• **Extracted records**

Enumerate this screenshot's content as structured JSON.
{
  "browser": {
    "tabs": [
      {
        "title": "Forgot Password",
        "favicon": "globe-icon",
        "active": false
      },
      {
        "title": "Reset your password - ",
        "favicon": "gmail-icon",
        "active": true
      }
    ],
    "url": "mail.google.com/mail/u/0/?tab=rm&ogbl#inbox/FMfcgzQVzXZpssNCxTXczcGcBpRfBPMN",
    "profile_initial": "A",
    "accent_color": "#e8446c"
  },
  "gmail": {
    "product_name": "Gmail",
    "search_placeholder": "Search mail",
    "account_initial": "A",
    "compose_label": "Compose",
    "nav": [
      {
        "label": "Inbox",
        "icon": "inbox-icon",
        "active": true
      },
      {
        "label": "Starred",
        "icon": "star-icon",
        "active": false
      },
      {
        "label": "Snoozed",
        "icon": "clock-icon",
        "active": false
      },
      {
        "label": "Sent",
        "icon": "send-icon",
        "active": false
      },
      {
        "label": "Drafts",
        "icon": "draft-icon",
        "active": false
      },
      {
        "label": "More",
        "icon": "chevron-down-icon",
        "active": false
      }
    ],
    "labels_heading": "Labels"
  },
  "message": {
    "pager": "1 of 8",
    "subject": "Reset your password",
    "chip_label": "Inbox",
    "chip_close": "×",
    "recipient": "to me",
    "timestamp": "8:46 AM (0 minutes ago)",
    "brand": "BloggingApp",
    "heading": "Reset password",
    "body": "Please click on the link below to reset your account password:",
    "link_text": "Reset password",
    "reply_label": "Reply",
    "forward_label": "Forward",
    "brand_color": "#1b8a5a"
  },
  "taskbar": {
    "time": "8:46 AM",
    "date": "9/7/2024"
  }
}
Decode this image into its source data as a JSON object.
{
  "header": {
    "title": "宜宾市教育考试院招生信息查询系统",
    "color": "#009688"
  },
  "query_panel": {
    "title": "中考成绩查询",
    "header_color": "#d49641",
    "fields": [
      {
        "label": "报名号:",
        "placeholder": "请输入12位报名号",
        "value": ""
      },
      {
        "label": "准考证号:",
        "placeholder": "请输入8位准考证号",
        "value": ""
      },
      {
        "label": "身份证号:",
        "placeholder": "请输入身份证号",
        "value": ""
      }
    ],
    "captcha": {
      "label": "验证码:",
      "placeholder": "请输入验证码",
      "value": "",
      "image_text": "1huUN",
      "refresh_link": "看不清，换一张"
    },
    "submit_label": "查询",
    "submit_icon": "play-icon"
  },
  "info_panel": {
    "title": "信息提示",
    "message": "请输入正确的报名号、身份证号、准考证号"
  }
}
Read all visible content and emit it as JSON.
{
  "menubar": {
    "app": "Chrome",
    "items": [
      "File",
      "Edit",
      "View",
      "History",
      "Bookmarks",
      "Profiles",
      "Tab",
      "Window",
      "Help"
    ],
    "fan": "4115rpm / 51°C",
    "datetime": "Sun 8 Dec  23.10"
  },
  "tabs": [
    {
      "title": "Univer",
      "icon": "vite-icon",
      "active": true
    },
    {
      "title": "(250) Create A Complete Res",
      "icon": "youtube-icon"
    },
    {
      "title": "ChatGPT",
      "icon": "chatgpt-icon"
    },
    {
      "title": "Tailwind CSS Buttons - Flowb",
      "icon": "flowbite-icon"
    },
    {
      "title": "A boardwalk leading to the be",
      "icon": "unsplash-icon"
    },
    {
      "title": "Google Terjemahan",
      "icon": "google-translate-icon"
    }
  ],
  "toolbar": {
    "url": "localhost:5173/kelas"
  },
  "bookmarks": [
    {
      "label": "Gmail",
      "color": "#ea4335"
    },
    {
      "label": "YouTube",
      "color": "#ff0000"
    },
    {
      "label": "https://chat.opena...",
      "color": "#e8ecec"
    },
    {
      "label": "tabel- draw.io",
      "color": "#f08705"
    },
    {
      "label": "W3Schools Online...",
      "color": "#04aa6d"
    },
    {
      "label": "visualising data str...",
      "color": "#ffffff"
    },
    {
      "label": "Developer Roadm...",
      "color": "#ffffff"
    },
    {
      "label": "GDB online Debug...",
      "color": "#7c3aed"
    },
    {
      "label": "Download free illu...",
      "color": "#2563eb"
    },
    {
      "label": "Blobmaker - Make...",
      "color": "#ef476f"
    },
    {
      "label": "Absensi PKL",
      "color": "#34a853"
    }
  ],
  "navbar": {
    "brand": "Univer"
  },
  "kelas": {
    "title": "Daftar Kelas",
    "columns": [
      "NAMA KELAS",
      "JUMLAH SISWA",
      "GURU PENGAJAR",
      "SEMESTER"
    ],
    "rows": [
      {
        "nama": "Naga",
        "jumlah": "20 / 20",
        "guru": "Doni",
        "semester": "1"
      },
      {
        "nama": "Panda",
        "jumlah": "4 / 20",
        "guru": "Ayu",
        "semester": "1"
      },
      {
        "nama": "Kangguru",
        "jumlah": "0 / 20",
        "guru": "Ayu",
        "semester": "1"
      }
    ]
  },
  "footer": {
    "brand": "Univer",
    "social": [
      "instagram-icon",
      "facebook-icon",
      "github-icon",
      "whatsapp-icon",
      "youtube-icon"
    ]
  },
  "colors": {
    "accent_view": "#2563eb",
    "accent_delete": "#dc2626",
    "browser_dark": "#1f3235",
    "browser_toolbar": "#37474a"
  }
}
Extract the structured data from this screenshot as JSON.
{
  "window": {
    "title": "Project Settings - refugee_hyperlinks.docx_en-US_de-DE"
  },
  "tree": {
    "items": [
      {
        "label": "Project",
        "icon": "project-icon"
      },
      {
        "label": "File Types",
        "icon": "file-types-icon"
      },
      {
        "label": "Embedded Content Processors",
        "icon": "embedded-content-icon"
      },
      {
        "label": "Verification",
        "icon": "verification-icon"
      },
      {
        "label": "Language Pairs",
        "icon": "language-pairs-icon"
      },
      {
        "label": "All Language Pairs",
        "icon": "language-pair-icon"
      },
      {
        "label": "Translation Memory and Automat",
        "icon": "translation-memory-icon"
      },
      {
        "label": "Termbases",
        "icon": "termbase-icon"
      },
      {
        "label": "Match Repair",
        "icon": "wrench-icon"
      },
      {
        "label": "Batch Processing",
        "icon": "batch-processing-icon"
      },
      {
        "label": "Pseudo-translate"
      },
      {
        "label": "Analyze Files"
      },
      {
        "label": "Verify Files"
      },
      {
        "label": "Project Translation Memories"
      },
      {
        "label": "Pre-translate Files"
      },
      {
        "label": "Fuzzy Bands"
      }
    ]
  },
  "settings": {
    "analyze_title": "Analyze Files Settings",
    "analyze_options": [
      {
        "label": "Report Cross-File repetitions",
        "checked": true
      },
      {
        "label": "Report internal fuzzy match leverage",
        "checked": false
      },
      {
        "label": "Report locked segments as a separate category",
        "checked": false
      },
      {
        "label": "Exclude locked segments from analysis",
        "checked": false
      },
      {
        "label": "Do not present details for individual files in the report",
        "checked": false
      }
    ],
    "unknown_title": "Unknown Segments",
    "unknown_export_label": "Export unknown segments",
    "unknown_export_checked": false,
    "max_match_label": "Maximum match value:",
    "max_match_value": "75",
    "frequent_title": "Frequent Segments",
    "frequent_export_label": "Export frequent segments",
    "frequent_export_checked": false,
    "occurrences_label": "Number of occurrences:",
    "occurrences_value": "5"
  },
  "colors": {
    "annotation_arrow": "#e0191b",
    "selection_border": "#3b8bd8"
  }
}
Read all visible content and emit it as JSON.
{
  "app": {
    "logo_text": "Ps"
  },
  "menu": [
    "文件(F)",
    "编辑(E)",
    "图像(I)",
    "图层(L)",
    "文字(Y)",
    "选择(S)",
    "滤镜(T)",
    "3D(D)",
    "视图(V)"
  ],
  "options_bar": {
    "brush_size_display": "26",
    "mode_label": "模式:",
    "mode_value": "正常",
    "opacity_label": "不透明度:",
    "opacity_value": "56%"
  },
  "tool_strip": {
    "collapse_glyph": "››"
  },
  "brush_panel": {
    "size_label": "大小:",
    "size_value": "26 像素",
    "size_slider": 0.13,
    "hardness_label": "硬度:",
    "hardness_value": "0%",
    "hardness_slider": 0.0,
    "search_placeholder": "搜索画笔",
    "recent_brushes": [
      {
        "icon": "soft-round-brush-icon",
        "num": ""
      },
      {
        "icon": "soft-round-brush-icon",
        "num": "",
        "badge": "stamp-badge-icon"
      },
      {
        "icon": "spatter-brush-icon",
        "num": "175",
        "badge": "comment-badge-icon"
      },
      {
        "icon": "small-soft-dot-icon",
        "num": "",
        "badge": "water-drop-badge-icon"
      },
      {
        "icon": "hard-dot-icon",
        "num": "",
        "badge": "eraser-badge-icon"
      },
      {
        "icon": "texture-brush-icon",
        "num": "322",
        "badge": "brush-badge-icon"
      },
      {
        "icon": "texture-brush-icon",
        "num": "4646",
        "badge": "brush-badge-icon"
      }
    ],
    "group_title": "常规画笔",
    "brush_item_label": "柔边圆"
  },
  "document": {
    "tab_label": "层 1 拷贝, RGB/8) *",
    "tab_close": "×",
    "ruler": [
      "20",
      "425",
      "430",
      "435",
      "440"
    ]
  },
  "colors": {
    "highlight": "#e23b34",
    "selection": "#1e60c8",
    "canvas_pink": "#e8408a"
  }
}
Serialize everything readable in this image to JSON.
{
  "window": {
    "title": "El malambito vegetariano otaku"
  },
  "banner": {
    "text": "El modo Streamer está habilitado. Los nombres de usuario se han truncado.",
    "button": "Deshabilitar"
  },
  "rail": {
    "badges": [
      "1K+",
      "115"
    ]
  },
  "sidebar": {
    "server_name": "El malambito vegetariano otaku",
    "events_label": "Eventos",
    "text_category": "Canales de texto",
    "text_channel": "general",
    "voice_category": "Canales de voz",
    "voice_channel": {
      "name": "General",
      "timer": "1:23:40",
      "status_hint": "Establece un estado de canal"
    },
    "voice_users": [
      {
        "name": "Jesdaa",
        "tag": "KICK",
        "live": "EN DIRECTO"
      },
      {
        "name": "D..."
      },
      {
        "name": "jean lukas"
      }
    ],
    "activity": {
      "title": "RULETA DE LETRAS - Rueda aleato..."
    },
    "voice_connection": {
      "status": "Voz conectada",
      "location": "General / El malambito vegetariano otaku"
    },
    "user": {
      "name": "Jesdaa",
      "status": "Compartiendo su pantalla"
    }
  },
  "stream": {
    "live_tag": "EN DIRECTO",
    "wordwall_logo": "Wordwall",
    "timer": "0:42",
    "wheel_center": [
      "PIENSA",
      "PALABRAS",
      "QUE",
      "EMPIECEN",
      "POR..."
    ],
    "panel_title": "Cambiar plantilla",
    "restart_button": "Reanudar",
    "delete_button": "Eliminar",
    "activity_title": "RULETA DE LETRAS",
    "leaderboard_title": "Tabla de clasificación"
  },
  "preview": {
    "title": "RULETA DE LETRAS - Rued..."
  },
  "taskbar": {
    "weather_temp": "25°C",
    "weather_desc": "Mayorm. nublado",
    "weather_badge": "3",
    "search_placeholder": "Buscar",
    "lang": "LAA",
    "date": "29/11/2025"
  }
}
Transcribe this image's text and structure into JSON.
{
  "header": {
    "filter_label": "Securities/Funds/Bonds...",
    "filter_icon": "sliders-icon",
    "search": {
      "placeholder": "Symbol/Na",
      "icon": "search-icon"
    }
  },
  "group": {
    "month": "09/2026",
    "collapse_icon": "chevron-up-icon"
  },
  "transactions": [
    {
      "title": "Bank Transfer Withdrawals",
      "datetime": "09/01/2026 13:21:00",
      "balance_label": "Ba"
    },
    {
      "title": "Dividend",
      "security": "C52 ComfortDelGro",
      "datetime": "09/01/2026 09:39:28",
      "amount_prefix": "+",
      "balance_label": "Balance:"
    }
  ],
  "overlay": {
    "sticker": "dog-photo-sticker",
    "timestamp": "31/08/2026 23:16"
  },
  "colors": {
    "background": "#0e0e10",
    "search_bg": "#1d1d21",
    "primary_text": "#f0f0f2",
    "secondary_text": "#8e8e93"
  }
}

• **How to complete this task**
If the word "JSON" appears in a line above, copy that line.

• **Solution for this problem**
Enumerate this screenshot's content as structured JSON.
Decode this image into its source data as a JSON object.
Read all visible content and emit it as JSON.
Extract the structured data from this screenshot as JSON.
Read all visible content and emit it as JSON.
Serialize everything readable in this image to JSON.
Transcribe this image's text and structure into JSON.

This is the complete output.